Ice storms occur when snow or ice particles fall through a layer of air that is above freezing. That causes the ice to turn to liquid rain. When the rain passes through a shallow layer of cold, below freezing air near the surface, it becomes super-cooled.

As it hits the ground, it freezes on contact and creates a glaze of ice.

A tiny bit of ice can create huge problems. Just hundredths of an inch of ice causes slick roads, leading to car accidents. And less than half an inch of ice on power lines can add nearly 500 pounds of extra weight per line. That same amount makes tree branches 30 times heavier.

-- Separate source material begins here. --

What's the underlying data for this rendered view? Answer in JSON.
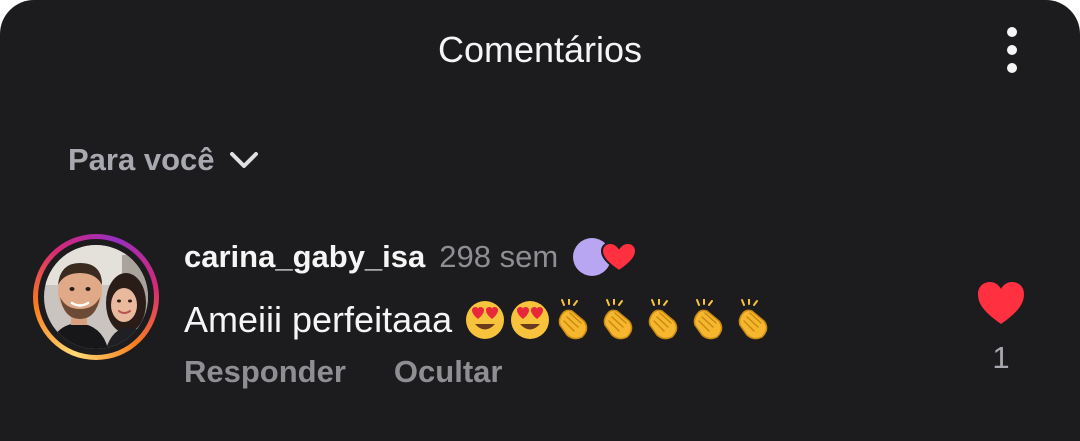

The effects of ice storms also last much longer than snow storms. Roads are nearly impassible and downed trees and power lines are more likely.

Mid-Missouri has been spared major ice storms for nearly six years, but what about this year?

For a major ice storm to form, cold Canadian air flows in around an area of high pressure to the north. To the south, a storm system will feed warm air and moisture northward. The warm air will rise above the cold air, creating clouds, rain and freezing rain at the surface.

As we've already seen this fall, the battle between warm and arctic air masses will likely continue as we head into winter.

As long as Missouri remains between the battling air masses and we get a southern-moving winter storm, our chances of seeing a potential ice storm will remain high.

It's difficult to forecast ice amounts, but just a minor amount can lead to trouble.